> _Task directions_: Report every line of the material that contains the string "KAZAKHSTAN".

> _Data_:
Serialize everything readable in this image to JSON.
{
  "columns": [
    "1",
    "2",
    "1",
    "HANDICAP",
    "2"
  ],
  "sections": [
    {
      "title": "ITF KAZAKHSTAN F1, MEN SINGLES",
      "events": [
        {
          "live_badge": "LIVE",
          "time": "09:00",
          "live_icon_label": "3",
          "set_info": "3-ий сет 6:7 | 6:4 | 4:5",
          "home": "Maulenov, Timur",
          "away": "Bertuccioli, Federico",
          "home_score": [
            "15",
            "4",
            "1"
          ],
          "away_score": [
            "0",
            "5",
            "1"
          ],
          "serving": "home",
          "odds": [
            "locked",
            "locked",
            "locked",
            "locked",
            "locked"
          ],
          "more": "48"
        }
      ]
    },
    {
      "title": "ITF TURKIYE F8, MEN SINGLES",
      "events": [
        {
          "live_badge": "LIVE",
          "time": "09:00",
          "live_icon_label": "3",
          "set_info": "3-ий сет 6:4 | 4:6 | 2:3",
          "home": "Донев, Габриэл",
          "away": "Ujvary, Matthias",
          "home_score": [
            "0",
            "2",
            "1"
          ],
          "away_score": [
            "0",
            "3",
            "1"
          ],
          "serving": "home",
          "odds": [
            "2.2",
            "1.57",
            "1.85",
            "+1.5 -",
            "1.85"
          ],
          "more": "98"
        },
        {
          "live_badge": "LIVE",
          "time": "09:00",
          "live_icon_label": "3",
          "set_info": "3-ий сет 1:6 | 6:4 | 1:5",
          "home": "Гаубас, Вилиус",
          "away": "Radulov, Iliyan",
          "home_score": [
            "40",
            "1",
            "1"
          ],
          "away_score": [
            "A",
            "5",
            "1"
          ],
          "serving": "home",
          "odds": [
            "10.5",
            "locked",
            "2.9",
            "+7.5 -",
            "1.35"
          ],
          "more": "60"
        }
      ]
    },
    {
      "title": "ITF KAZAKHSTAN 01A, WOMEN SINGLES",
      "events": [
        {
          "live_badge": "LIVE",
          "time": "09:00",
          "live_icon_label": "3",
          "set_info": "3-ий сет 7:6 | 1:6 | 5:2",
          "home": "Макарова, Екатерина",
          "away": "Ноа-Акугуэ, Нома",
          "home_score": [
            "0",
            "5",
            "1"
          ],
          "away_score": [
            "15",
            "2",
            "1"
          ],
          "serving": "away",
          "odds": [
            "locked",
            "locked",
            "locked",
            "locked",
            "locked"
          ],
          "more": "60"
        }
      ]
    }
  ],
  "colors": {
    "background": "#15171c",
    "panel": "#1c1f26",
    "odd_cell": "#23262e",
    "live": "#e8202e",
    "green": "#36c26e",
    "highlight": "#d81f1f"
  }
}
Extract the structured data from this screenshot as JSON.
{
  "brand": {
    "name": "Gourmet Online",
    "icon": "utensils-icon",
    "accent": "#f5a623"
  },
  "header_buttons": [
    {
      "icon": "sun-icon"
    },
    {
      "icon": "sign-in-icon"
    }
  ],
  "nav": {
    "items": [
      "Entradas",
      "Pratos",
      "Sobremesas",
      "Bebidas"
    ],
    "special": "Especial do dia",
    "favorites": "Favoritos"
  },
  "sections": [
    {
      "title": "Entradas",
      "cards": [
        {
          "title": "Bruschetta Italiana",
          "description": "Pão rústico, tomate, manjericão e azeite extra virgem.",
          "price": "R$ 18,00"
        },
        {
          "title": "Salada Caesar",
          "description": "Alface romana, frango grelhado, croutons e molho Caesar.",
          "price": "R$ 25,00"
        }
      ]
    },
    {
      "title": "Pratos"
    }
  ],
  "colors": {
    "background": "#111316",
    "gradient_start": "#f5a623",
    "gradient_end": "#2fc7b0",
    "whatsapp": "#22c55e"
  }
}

> _Response area_:
      "title": "ITF KAZAKHSTAN F1, MEN SINGLES",
      "title": "ITF KAZAKHSTAN 01A, WOMEN SINGLES",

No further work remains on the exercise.